What is required
Search the material and gather each line with "Miguel" in it.

Extracted information

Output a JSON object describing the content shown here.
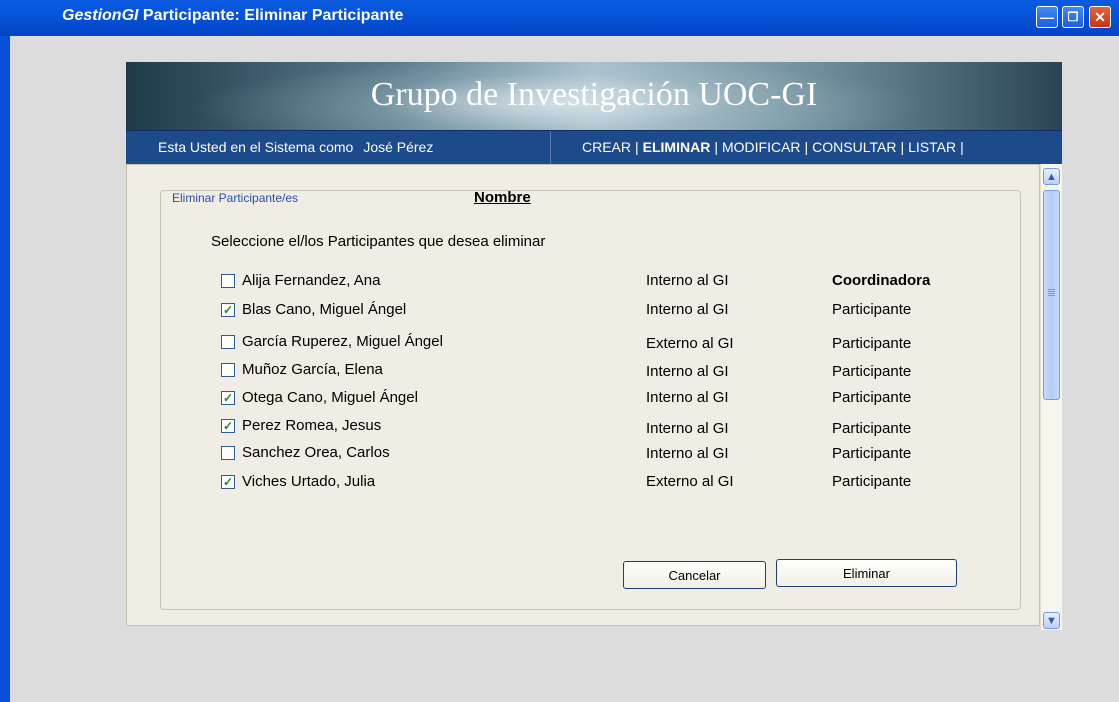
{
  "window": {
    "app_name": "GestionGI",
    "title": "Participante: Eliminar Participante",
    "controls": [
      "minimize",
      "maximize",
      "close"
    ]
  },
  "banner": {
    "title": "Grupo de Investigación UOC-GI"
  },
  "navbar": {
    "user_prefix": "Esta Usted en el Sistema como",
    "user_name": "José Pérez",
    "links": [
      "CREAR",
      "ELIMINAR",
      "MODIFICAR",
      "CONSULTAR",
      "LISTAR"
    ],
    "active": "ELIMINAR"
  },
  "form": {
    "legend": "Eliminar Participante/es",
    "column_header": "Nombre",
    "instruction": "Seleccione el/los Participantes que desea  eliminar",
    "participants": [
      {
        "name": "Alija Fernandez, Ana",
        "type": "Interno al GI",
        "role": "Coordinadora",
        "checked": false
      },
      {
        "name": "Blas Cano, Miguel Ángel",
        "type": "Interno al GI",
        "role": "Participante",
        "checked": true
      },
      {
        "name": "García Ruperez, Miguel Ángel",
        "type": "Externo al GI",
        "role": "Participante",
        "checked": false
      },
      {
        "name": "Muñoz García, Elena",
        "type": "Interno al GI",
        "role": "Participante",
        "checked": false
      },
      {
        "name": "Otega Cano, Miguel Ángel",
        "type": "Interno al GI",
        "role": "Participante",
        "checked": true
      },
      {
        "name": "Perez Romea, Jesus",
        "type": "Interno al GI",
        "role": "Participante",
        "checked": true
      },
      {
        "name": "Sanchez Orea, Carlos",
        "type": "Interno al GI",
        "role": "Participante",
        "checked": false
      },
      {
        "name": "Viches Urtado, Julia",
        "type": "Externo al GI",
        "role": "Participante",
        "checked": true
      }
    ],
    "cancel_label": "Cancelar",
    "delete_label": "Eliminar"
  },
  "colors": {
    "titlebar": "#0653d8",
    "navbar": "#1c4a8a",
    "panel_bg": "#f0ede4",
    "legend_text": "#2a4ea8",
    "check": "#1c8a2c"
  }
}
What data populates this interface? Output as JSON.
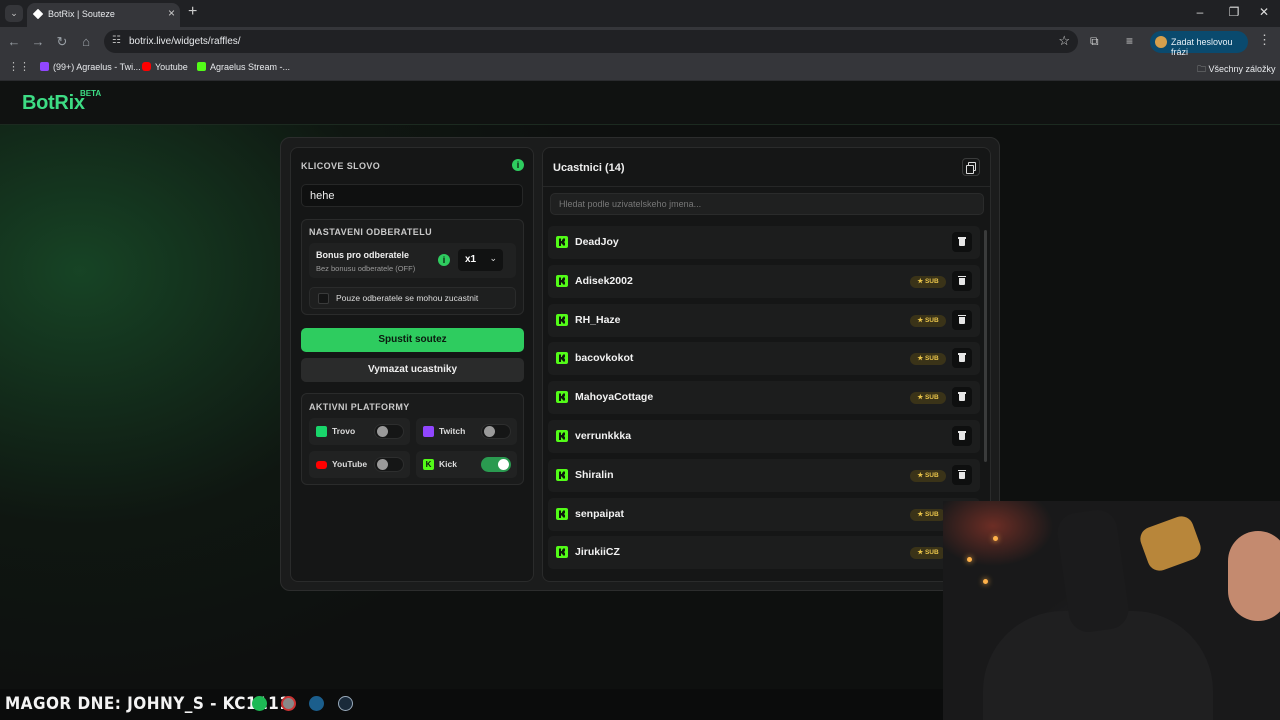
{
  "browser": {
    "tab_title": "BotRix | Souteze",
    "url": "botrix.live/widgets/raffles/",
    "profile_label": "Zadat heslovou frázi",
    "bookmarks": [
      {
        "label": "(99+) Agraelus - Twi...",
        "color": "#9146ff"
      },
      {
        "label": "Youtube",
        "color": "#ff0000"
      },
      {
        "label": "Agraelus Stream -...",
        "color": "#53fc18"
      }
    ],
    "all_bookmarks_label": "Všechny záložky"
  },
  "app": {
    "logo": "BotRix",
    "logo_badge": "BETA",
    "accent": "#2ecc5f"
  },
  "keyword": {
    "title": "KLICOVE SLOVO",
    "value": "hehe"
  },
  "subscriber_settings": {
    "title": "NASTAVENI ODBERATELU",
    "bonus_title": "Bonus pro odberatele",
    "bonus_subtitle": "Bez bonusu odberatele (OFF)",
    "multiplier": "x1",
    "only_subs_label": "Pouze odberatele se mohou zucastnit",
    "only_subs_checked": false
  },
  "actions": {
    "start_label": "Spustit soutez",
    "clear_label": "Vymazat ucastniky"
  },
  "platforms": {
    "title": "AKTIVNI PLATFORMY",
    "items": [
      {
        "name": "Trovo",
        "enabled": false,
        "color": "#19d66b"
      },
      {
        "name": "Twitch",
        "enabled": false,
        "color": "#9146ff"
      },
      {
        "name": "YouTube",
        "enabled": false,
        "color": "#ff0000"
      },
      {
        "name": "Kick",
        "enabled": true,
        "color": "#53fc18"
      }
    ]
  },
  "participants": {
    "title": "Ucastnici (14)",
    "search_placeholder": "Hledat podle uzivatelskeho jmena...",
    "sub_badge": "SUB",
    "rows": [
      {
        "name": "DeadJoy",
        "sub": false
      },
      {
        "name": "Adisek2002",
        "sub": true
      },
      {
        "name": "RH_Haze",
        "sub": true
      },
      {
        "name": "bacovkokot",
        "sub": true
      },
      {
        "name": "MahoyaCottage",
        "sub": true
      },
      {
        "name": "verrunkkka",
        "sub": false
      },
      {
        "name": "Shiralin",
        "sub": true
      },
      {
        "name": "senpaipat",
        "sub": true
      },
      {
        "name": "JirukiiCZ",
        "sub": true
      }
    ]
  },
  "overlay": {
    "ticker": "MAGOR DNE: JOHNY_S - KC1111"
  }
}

Completed exercise
        "name": "Blas Cano, Miguel Ángel",
        "name": "García Ruperez, Miguel Ángel",
        "name": "Otega Cano, Miguel Ángel",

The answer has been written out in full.